The Council for a Livable World is deeply saddened by the events of September 11. We grieve for the lost lives, the injured and the affected families. We support all necessary steps to protect Americans and the rest of the world from terrorist attacks.
For forty years, we have worked for a peaceful resolution to international conflict and the elimination of weapons of mass destruction. Weapons of mass destruction — whether in the hands of terrorists or hostile states — remain the most serious threat to U.S. and world security. The terrorists behind the recent attacks would not hesitate to use weapons of mass destruction — nuclear, chemical and biological — if they gain access to these weapons. U.S. defense and foreign policy should be directed at reducing that threat.

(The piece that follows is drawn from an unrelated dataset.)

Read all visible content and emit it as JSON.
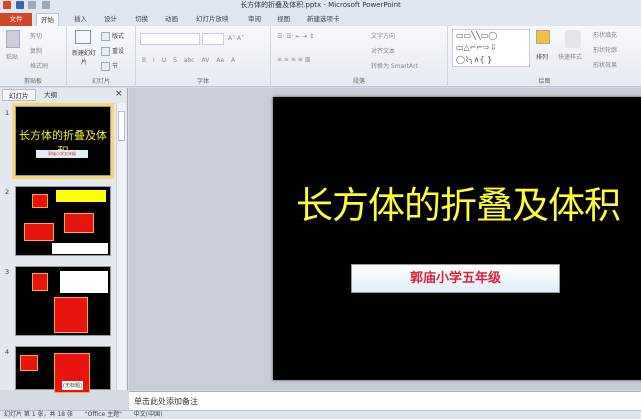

The United States cannot deal with terrorism, or national security in general, through a unilateral approach. Only multilateral efforts can limit access to weapons of mass destruction. The first steps include reducing U.S. and Russian nuclear arsenals to the lowest possible level by negotiating, signing, and ratifying the START III treaty, approving a Protocol that strengthens the verification and enforcement provisions of the Biological Weapons Convention, and seeking Senate approval of the Comprehensive Test Ban Treaty.

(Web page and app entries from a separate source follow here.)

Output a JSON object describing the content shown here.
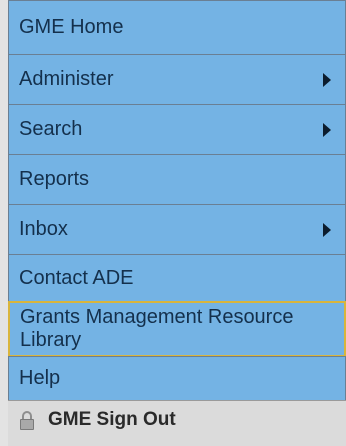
{
  "menu": {
    "items": [
      {
        "label": "GME Home",
        "has_submenu": false
      },
      {
        "label": "Administer",
        "has_submenu": true
      },
      {
        "label": "Search",
        "has_submenu": true
      },
      {
        "label": "Reports",
        "has_submenu": false
      },
      {
        "label": "Inbox",
        "has_submenu": true
      },
      {
        "label": "Contact ADE",
        "has_submenu": false
      },
      {
        "label": "Grants Management Resource Library",
        "has_submenu": false
      },
      {
        "label": "Help",
        "has_submenu": false
      }
    ],
    "signout_label": "GME Sign Out",
    "icons": {
      "submenu_arrow": "triangle-right-icon",
      "signout": "lock-icon"
    },
    "colors": {
      "item_background": "#74b3e4",
      "highlight_border": "#d9b53c",
      "signout_background": "#dbdbdb"
    }
  }
}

Because of their enormous arsenals, high priority should be placed on close U.S.- Russian relations to advance our mutual interests in combating terrorism, reduce and safeguard nuclear weapons and prevent the proliferation of weapons and materials to other countries and groups. More money should be put towards these efforts, as recommended by the Baker-Cutler Commission earlier this year.
In our campaign against terrorism, Russia can provide significant intelligence, logistics and staging areas. However, a unilateral United States withdrawal from the ABM Treaty could seriously jeopardize Russian cooperation. The Administration should abide by the ABM Treaty and stop threatening to abrogate it in order to deploy a national anti-missile system.
At the same time, we should not spend hundreds of billions of dollars in the frantic pursuit of a national missile defense that does not work. National missile defense is no more feasible today than it was September 10. Experts have repeatedly warned that terrorist attacks by those smuggling weapons across our borders or bombing key buildings is a much greater threat than “rogue states” launching missiles with a return address. Recent events have proved them correct.
When Congress considers the annual Defense Authorization and Appropriation bills, it should significantly reduce the Administration’s request for $8.3 billion for missile defense. The Senate Armed Service Committee’s earlier decision to cut $1.3 from the 2002 missile defense budget and allocate those funds to other military accounts, including anti-terrorism, was a very prudent approach.
We support increased appropriations that relate directly to the terrorist attacks. Strengthening airport security, putting marshals on airplanes, improving customs control, increasing human intelligence and adding funds to the Cooperative Threat Reduction program are a much higher priority than spending hundreds of billions of dollars on an unproven technology for missile defense to meet the least likely threats.
Congress has been acting in a bi-partisan manner in support of the President by focusing on the terrorist crisis. We believe it would be a serious mistake and an incorrect diversion from the crisis to withdraw from the ABM Treaty and to deploy a national missile defense that is not ready. Such action could destroy the international coalition against terrorism.